If you can imagine a boring and even more obviously manipulative version of Hook filtered through the self-importance of Spike Jonze’s Where the Wild Things Are, you’ve got a fair idea of what Disney’s Christopher Robin tastes like. This is what happens when someone at Disney sees Paul King’s wonderful Paddington films, panics, and rushes something into production that can compete in the same cultural space, tapping Marc Forster, whose credits include the superficially similar Finding Neverland, to head up the project (Tellingly, a live action Winnie the Pooh project was announced in 2015 – a year after the first Paddington charmed all comers).
The result is a bizarre chimera of a film, by turns twee, self-serious, often depressing, and – occasionally, mind you – charming, but not as charming as it thinks it is. The whole thing feels like the product of a thousand bad decisions, which is frustrating because the more obvious choice is always easily found by turning 180 degrees. Starting with a long, grey, downbeat prelude in which Christopher Robin abandons his childhood friends and drifts into anonymous adulthood? Wrong choice – you’ve just lost the kids in the audience. Descending into an awkward and unearned farcical chase sequence for the climax? Wrong choice – you’ve just lost the adults. Dropping in a frankly frightening sequence wherein it’s implied that Pooh has been sleeping in a misty netherworld version of the Hundred Acre Woods for decades waiting, Cthulhu-like, to be called once more into being? Wrong choice – this is no place for existential horror.
Everyone does their best to keep the wheels turning, but it’s a thankless task for stalwarts like McGregor and Atwell, who mug as hard as they can. Atwell in particular is ill-used, but then perhaps she’s better off than poor Ewan, who gets the bulk of the screen time and is clearly uncomfortable acting opposite the film’s menagerie of CGI creatures (Post-Jar Jar Stress Disorder, perhaps?).
The non-human characters fare better – it is never not delightful to hear Jim Cummings as Pooh and Tigger, and whoever cast doleful Brad Garrett as Eeyore deserves a raise.

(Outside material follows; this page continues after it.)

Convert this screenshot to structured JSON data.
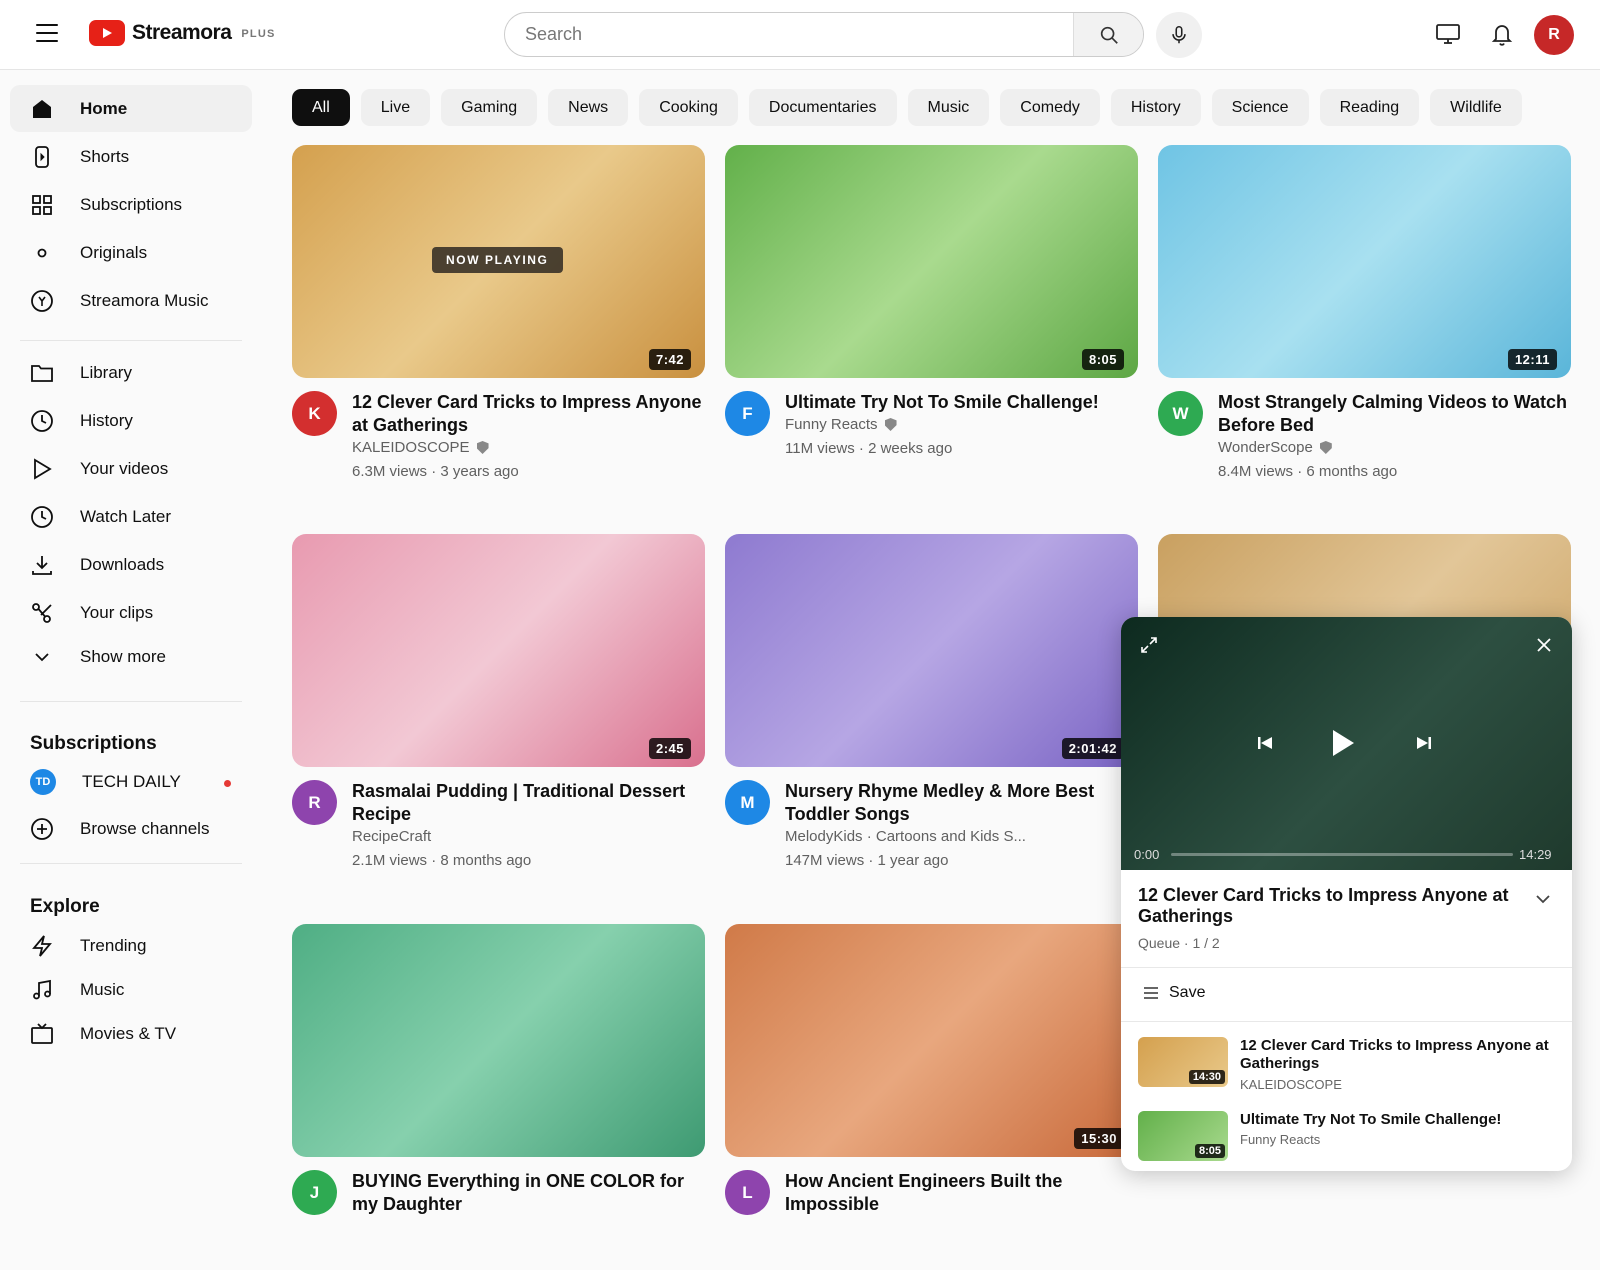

But that’s about the kindest thing you can say about the whole shebang.
Christopher Robin feels like a rush job – a cynical attempt to latch onto a tone and a form that has proven successful elsewhere, but with no understanding of how and why it has worked before. If we’re going to compare Paddington again – and really, Christopher Robin invites us to – those films, like the best children’s fiction, work because although they appear simple, they are immaculately, precisely constructed works of imagination, with every element carefully considered and moving in concert to produce a sense of wonder and joy. Christopher Robin can’t even decide on the “reality” of its cast of moth-eaten toys and woodland creatures in the context of its own narrative. It asks us to give ourselves over to it, but offers no reason to do so. Instead we get the usual platitudes about staying young on the inside, the importance of family over work, play instead of duty – which are all fine ideals up to a point, but have been better and more agreeably presented in older, better films. Here, all that comes packaged in a dull and insipid story – which is an ironic and damning indictment. For a film about toys coming to life, Christopher Robin is surprisingly lifeless.